Hiring: What to Think About at the Business Planning Stage

by David Skews

An organisation may consider many things as of particular value to their business – such as, reputation, market exposure, industry leadership, intellectual property etc – but the one thing on which all of these depend is top quality staff.

Whether one or many people, your team have the potential to make or break your business. Consequently, identifying, recruiting and retaining the best people is a top priority as soon as a business begins to grow beyond a one-man band.

Many businesses are started by just one person with the drive and enthusiasm to grow the business. Invariably those people also possess other business skills, but never every skill that is needed. Consequently, brutally honest self-assessment is needed to identify significant shortcomings, which will then help in deciding the additional skills needed.

Such self assessment will inevitably require input from other trusted and respected people. Some shortcomings are best addressed by outsourcing tasks, which can be a lot less hassle than employing people directly. However, eventually, it becomes necessary to actually hire people to fill the gaps.

When hiring, it’s good to have some firm priorities in mind before interviewing. For example, integrity should always be at the top of the list. The most experienced and capable candidate will become a serious liability if they cannot be trusted. Absolute integrity can never be guaranteed but it should be a primary aim. Read more

A Mentor Writes on People Planning: Building Your Team

by Mike Baer

There is no more important decision you will make in your BAM startup than the formation of your team. Actually, it’s several decisions rolled into one: Who? What? When? How?

Who? By this I mean simply hire the best and never settle. Many BAMers hire those most in need, buddies, fellow missionaries, etc. only to find out that they’ve loaded up their ship with deadwood. In such cases, failure is almost certain. Hire the most qualified people (technically and spiritually) as you can.

What? Over time there will be standard, key functions you will need. You will need a solid financial manager/CFO type. You will need a solid operations manager/COO type. You will need a solid sales/CSO type. And, of course you will need the people to actually do the work of the work—the store clerks, the factory employees, the computer programmers, etc.

When? My rule of thumb is to hire as few as possible while still getting the work done. Over-staffing is a path to disaster. In your business plan you will have at least three phases of staffing:

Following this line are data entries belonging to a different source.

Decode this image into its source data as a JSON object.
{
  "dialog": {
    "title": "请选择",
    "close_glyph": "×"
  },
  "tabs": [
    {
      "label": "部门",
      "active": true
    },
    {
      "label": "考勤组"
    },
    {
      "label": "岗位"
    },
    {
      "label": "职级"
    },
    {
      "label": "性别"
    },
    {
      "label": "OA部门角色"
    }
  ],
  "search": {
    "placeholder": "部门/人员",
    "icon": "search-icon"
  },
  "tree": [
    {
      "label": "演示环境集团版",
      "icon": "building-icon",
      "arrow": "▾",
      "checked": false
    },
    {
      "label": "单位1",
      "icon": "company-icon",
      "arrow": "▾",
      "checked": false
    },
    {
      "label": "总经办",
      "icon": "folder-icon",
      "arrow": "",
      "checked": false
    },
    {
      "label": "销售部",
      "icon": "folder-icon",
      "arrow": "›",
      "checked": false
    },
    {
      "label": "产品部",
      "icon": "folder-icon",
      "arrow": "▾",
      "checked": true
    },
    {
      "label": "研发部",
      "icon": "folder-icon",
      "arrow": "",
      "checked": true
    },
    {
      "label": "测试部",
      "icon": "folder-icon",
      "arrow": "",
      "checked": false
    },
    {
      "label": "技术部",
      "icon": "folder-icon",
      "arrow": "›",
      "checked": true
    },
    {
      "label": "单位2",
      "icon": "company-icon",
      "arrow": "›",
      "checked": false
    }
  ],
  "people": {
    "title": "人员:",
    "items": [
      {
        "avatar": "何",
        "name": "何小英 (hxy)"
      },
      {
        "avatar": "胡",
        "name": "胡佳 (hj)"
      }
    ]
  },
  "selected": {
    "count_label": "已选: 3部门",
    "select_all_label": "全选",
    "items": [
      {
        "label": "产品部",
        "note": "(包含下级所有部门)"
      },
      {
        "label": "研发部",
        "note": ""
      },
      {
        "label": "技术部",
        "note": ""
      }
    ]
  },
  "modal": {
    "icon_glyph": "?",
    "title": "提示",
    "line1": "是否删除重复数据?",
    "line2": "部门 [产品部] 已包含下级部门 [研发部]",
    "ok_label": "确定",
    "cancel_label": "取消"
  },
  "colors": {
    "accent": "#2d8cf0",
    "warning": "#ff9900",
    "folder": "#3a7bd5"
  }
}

Phase 1: the absolute minimum necessary to open your doors. Who and how many will it take to make your first widget or serve your first cup of coffee? Read more